[Work instructions]
Below are records that should be duplicated exactly, with no image retained.

[Provided information]
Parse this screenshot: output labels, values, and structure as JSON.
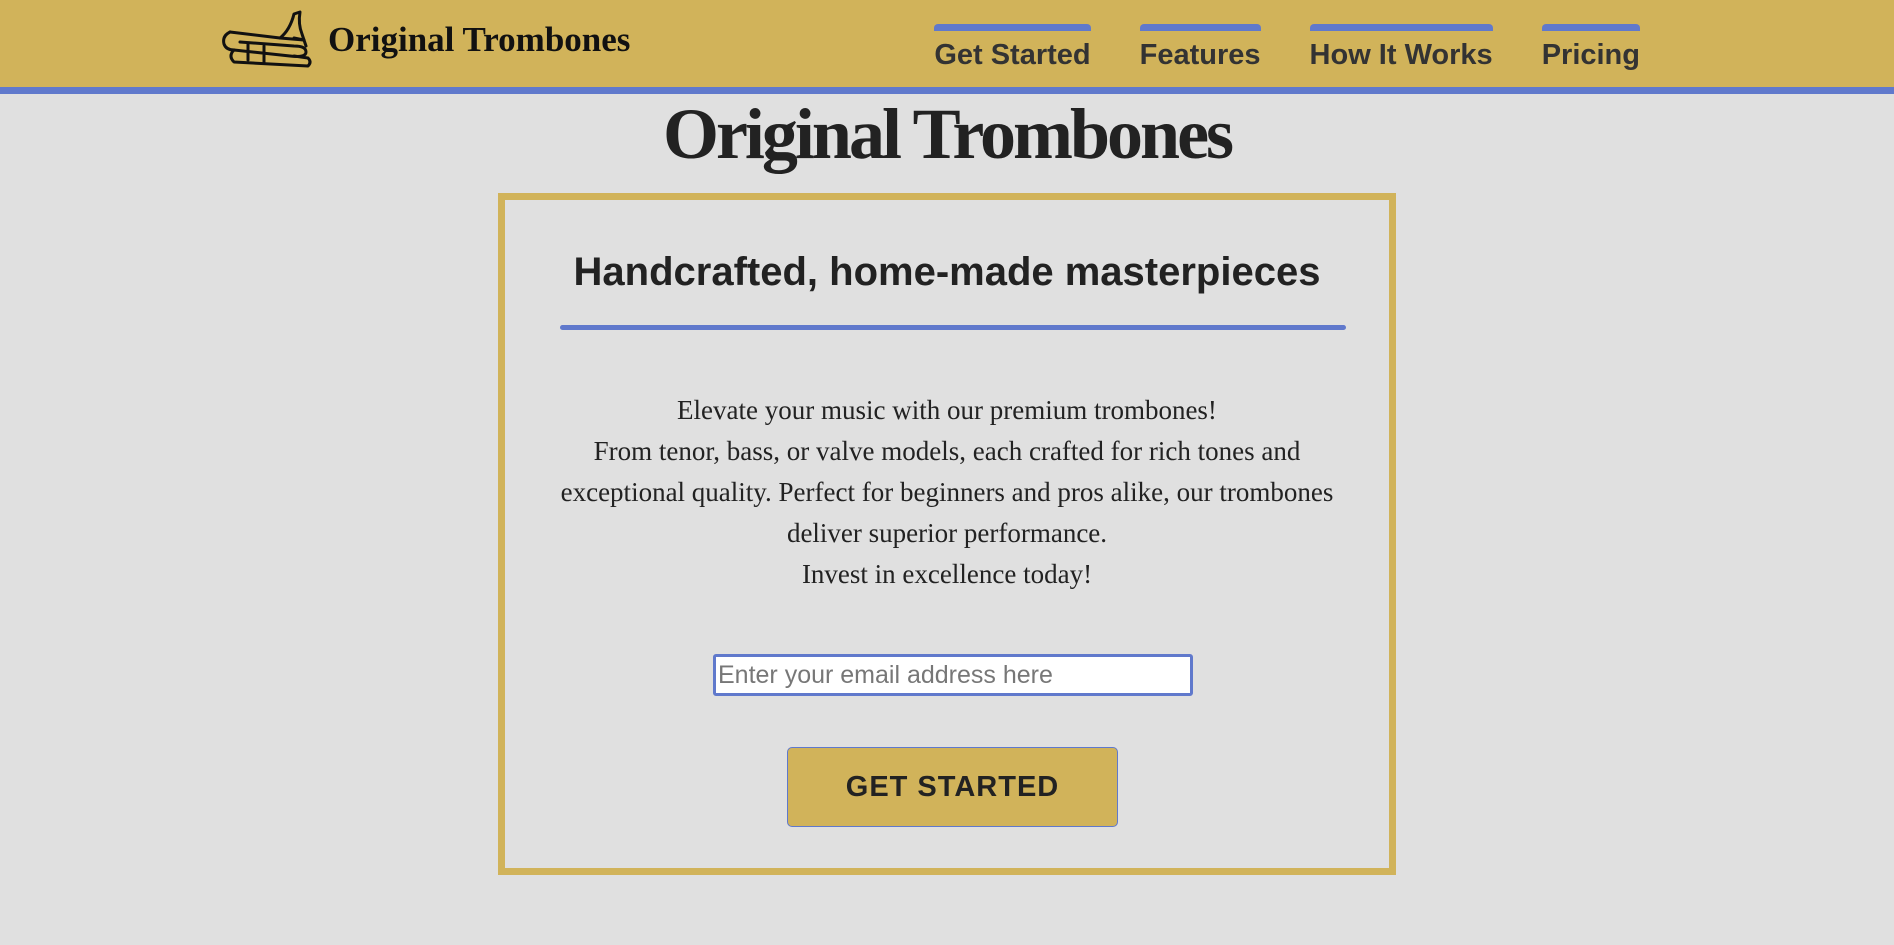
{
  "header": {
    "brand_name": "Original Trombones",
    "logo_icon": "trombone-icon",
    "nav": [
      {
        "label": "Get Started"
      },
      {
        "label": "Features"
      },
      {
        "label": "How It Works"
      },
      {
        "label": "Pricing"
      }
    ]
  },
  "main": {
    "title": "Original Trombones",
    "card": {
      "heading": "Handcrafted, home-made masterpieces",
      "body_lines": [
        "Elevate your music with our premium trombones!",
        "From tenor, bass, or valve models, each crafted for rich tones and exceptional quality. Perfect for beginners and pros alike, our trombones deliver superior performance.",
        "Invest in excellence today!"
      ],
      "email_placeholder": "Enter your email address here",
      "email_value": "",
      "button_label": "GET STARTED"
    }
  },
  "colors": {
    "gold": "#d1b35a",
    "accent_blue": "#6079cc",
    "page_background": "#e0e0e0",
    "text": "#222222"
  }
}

[Result for this task]
Parse this screenshot: output labels, values, and structure as JSON.
{
  "header": {
    "brand_name": "Original Trombones",
    "logo_icon": "trombone-icon",
    "nav": [
      {
        "label": "Get Started"
      },
      {
        "label": "Features"
      },
      {
        "label": "How It Works"
      },
      {
        "label": "Pricing"
      }
    ]
  },
  "main": {
    "title": "Original Trombones",
    "card": {
      "heading": "Handcrafted, home-made masterpieces",
      "body_lines": [
        "Elevate your music with our premium trombones!",
        "From tenor, bass, or valve models, each crafted for rich tones and exceptional quality. Perfect for beginners and pros alike, our trombones deliver superior performance.",
        "Invest in excellence today!"
      ],
      "email_placeholder": "Enter your email address here",
      "email_value": "",
      "button_label": "GET STARTED"
    }
  },
  "colors": {
    "gold": "#d1b35a",
    "accent_blue": "#6079cc",
    "page_background": "#e0e0e0",
    "text": "#222222"
  }
}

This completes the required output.